It’s so easy to get wrapped up in the technology story template of “Kindle killer”. A new product is usually always, and lazily, described in not so much what it does, but what it KILLS! If it bleeds, it leads.

Thankfully that delusion has now worn off and I’m back in love with e-ink and have finished four books since Christmas.

I still don’t understand why I can read blogs, news, and code on a screen all day with nary a complaint, but I can’t finish a book on the iPad. But I’m not going to argue, I’m just glad that I’m reading books again.

REWORK sales: Paper ain't dead yet

David wrote this on 69 comments

If you had asked me to guess, I would have said that 60-70% of REWORK sales came from ebooks. It’s a book targeted towards starters, people eager to jump on new trends and technologies, and our natural sphere of influence is with web people. Surely most would be springing for the Kindle or iBookstore versions, right? Wrong.

We’ve sold about 170,000 copies of REWORK across all media. Only 16% of those sales came ebooks. That’s only slightly higher than the 11% of buyers who went for the audio book. In other words, about three quarters of sales came from good ol’ hardcover books.

Lately, things have been improving somewhat for the ebooks. Our most recent statement shows that 19% of new sales came from ebooks. So things are changing, but not nearly as fast as I would have guessed.

Perhaps a lot of people are gifting REWORK to others (I’ve heard from many employees handing it to their boss!) and it’s easier to give a physical book than an electronic one. Perhaps people are smitten with the beautiful drawings of Mike Rohde and want them in the beautiful print. Perhaps physical books are just still a great way to read.

Tech journalists who make no sense

David wrote this on 49 comments

I’m sure all fields have terrible reporting, but the shit that’s coming out of the tech world must be eligible for some sort of cake. Taste this slice of delicious nonsense that made the Forbes site today in Salesforce CEO Marc Benioff: We’ve Moved Past The Cloud: remains a stock with much upside, according to analysts at RBC Capital Markets, as the company continues to control larger quantities of customer data and leads the way to a post cloud world.

WTF does that mean?! So $CRM, which is trading at 416 P/E, is apparently heading to greater heights because it’ll control more data tomorrow? Control it how? What do you mean control?

They have a hosted software service that they charge a monthly subscription for. Presumably they’re not looking at customer data for a step 1: mining, step 2: ???, step 3: profit scheme?

What is a “post cloud world”? Is Salesforce not going to sell subscriptions to hosted software any more?
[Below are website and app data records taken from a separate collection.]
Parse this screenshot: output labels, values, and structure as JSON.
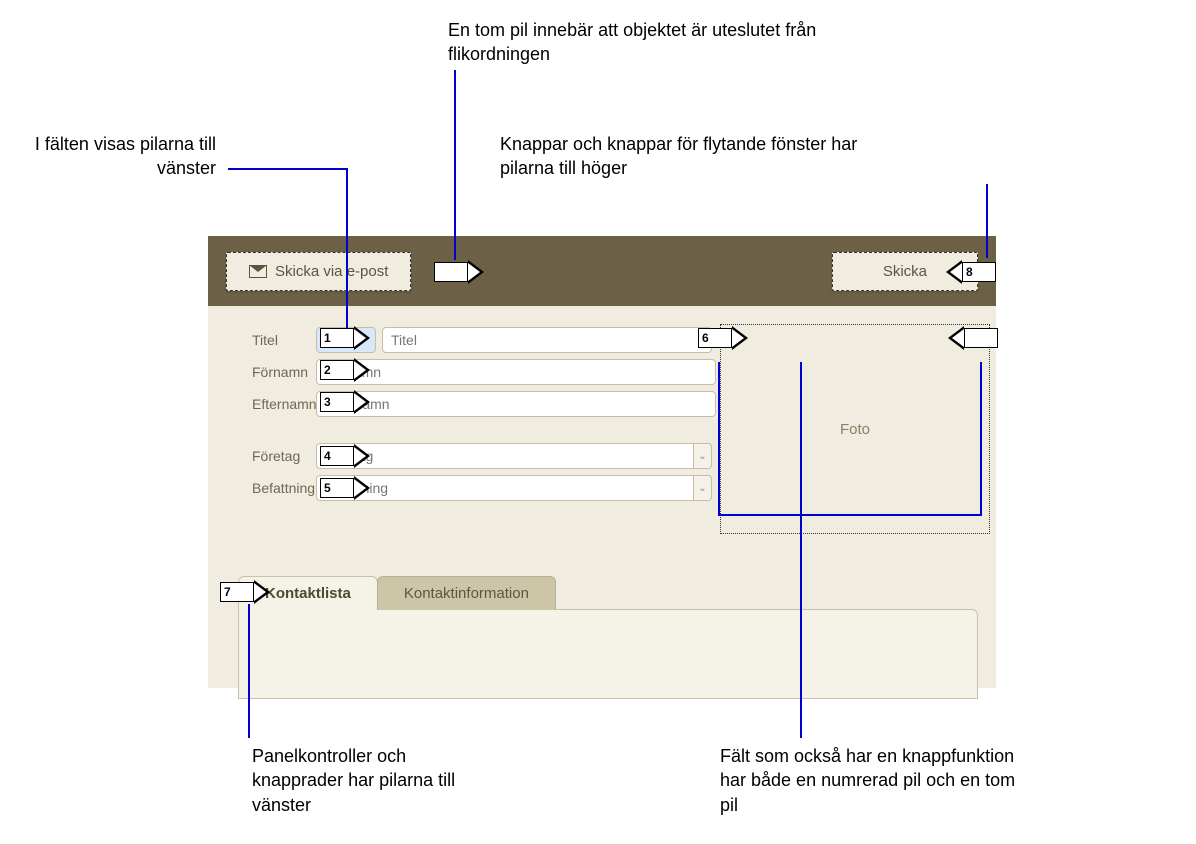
{
  "callouts": {
    "top_center": "En tom pil innebär att objektet är uteslutet från flikordningen",
    "left_upper": "I fälten visas pilarna till vänster",
    "right_upper": "Knappar och knappar för flytande fönster har pilarna till höger",
    "bottom_left": "Panelkontroller och knapprader har pilarna till vänster",
    "bottom_right": "Fält som också har en knappfunktion har både en numrerad pil och en tom pil"
  },
  "toolbar": {
    "email_button": "Skicka via e-post",
    "submit_button": "Skicka"
  },
  "form": {
    "rows": {
      "titel": {
        "label": "Titel",
        "placeholder": "Titel"
      },
      "fornamn": {
        "label": "Förnamn",
        "placeholder": "Förnamn"
      },
      "efternamn": {
        "label": "Efternamn",
        "placeholder": "Efternamn"
      },
      "foretag": {
        "label": "Företag",
        "placeholder": "Företag"
      },
      "befattning": {
        "label": "Befattning",
        "placeholder": "Befattning"
      }
    },
    "foto_label": "Foto"
  },
  "tabs": {
    "active": "Kontaktlista",
    "inactive": "Kontaktinformation"
  },
  "arrows": {
    "a1": "1",
    "a2": "2",
    "a3": "3",
    "a4": "4",
    "a5": "5",
    "a6": "6",
    "a7": "7",
    "a8": "8"
  }
}
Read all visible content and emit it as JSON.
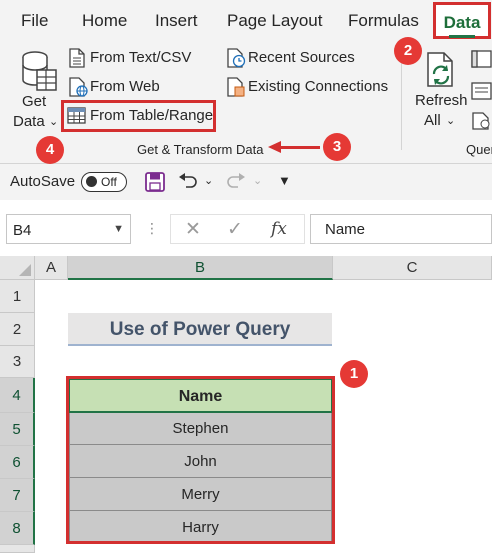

Are they going to go back to shrink-wrapped software? WHAT’S GOING TO HAPPEN?

This concept uses social media to gain knowledge of internal activities and externally about customers to ultimately help increase customer loyalty and foster interaction between employees and between the company and its customers.

Again, WTF?! I can hardly parse that sentence and even when I do, it makes no sense. I thought journalism was the process of researching and clarifying topics such that mere mortals could understand it.

I’ll tell you what happened. The guy writing this piece had no idea what any of any of this means, so he just selected a paragraph at random and pasted it in. The editors saw “social media” and “customer loyalty” and it made the grade for buzzword bingo.

Let’s end with this one:

Benoiff even told customers to beware of false clouds, making a clear reference to Oracle and its Exadata server.

Benoiff rambling about false clouds and moving beyond the cloud is just Benoiff doing what he does best: Selling buzzword bingo at a markup. It’s hard to fault the man for staying true to that game when it’s served the stock so well for so long.

But the “journalists” at Forbes are supposed to at least make an attempt at processing the nonsense before they regurgitate it. For shame, Forbes, for shame.